Section 106

What We Do

We help our clients get their voices heard and their resources valued during federal permitting reviews pursuant to Section 106 of the National Historic Preservation Act. We advocate for location and design changes to avoid and minimize impacts of development on historic and cultural resources. When agencies permit projects that unavoidably will adversely affect historic and cultural resources, we negotiate for meaningful mitigation for the communities who value those resources.

Our firm is particularly experienced in negotiating creative mitigation agreements that put tribes, local governments, and stewards of historic places in the driver’s seat to interpret their own history and direct funds to advance self-determination. We have secured tens of millions of dollars from developers in mitigation payments for our clients, in addition to meaningful non-monetary investments in archaeology and historic interpretation.

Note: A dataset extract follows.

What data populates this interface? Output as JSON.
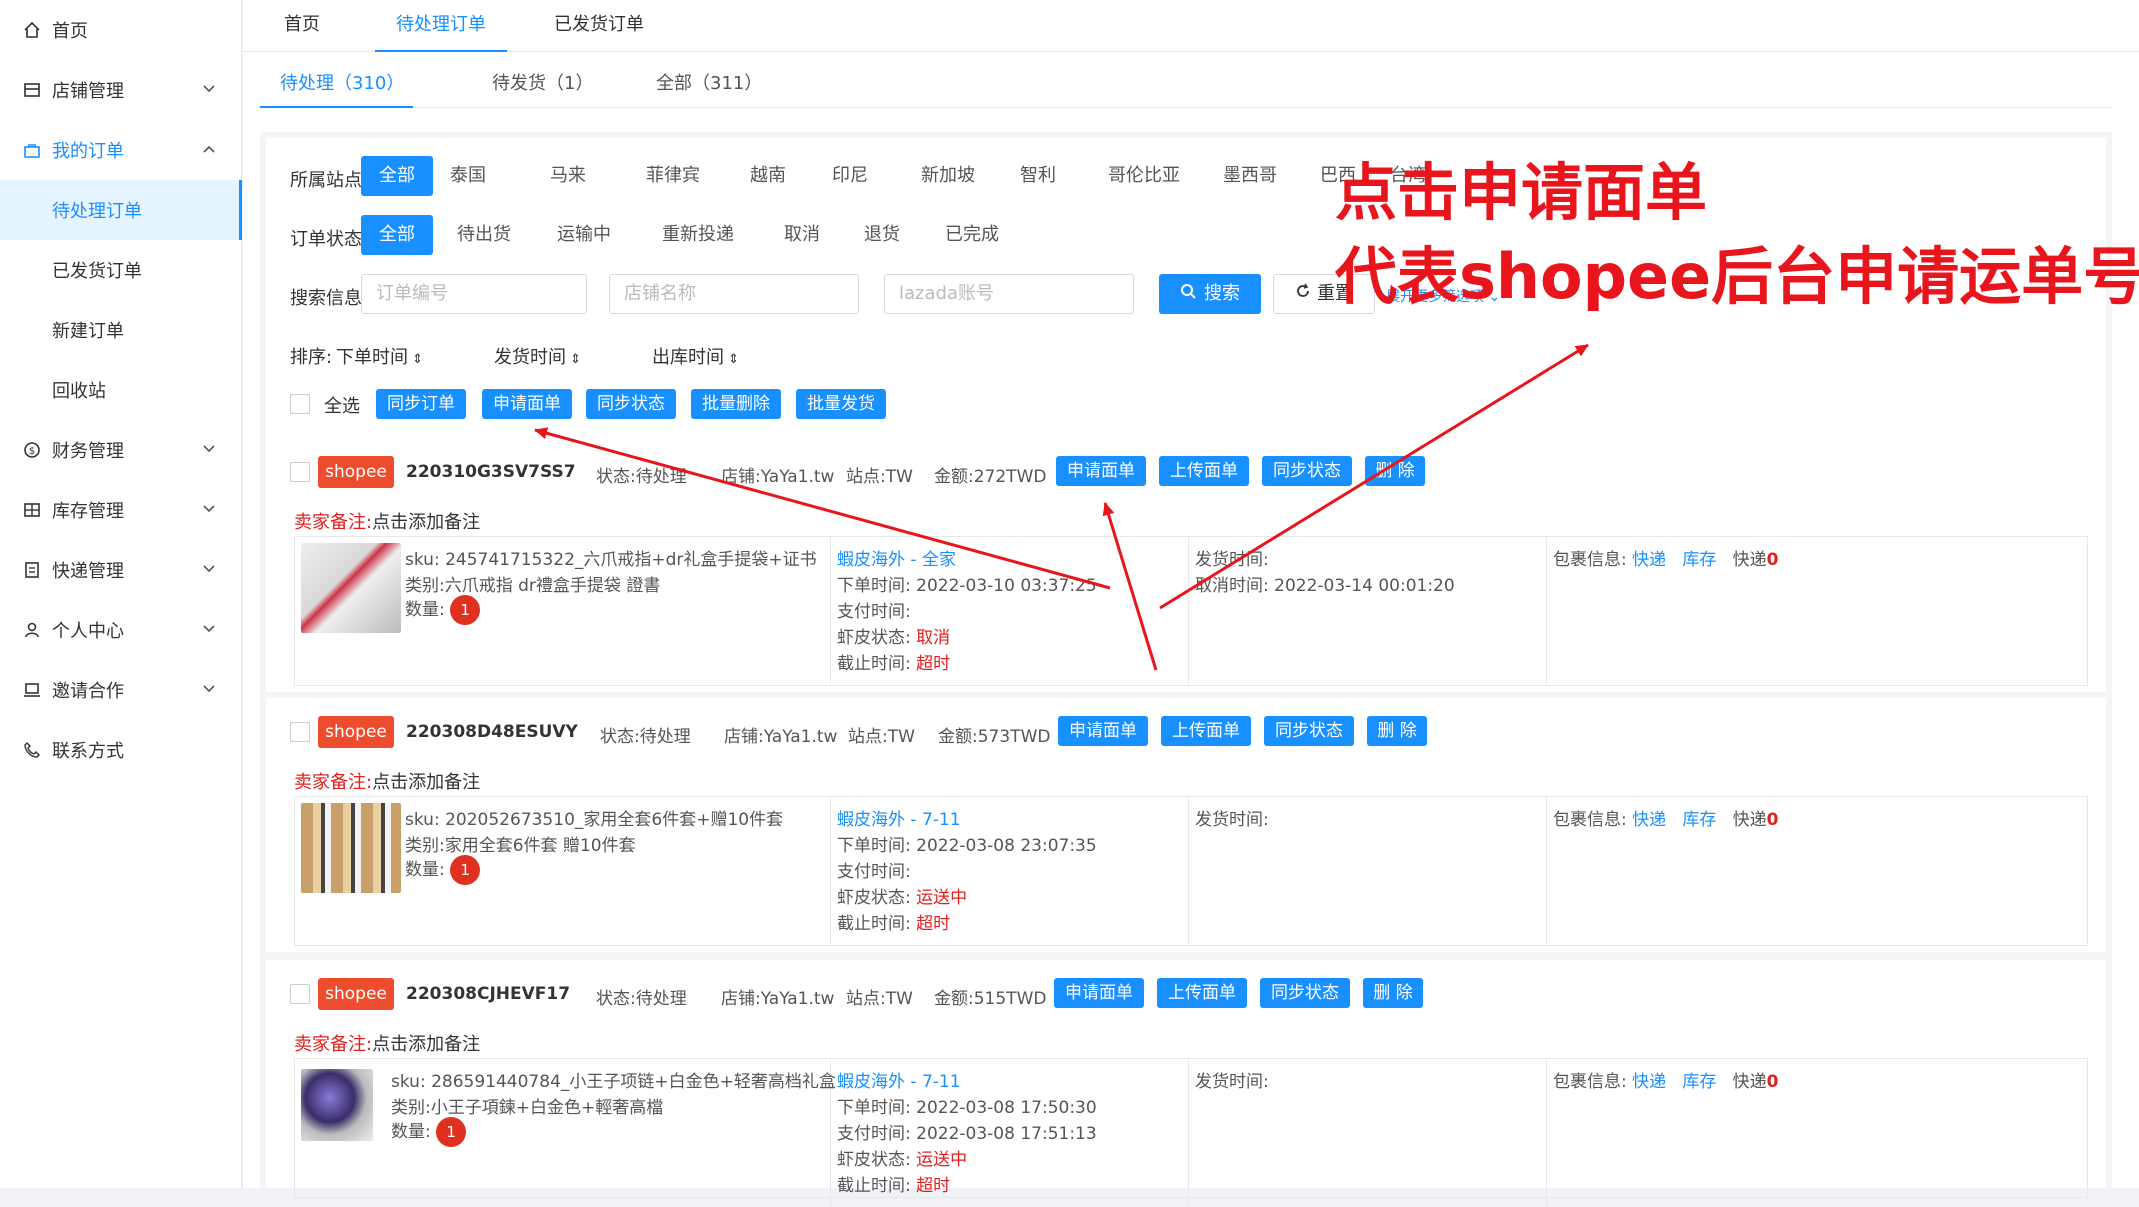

With years of experience working with federal agencies, state and tribal historic preservation officers, and national advocacy organizations, we have deep insight into the needs and goals of the various Section 106 stakeholders before consultation even begins–giving our clients an advantage from Day 1.

Each client, consultation, and historic resource are unique. We work with our clients to craft strategies that draw on our deep understanding of the regulatory process, our community organizing and political advocacy experience, our media and public relations savvy, and our expertise in historic preservation litigation to achieve meaningful successes for our clients.

Notable Engagements

  • We secured the preservation of Rassawek, the historic capital of the Monacan Indian Nation, by securing the change of location of a planned water pump station that would have destroyed the site and disturbed the burials of the tribe’s ancestors.
  • We negotiated for the Town of Nantucket a Good Neighbor Agreement with Vineyard Wind to address harms to historic properties from the construction of the nation’s first utility-scale offshore wind farm and create long-term benefits for the community.
  • We demanded that agencies hold a real estate developer accountable for commitments made during the Section 106 permitting review, resulting in the developer abandoning the project. As a result, portions of the New Market Heights Battlefield, where US Colored Troops demonstrated exceptional valor, are permanently preserved.
  • We advised a real estate developer on effective engagement with federally-recognized tribes. We helped draft a programmatic agreement to promote predictable, efficient resolution of adverse effects to historic properties and robust consultation with tribes. 


Please contact our team leader: Marion Werkheiser.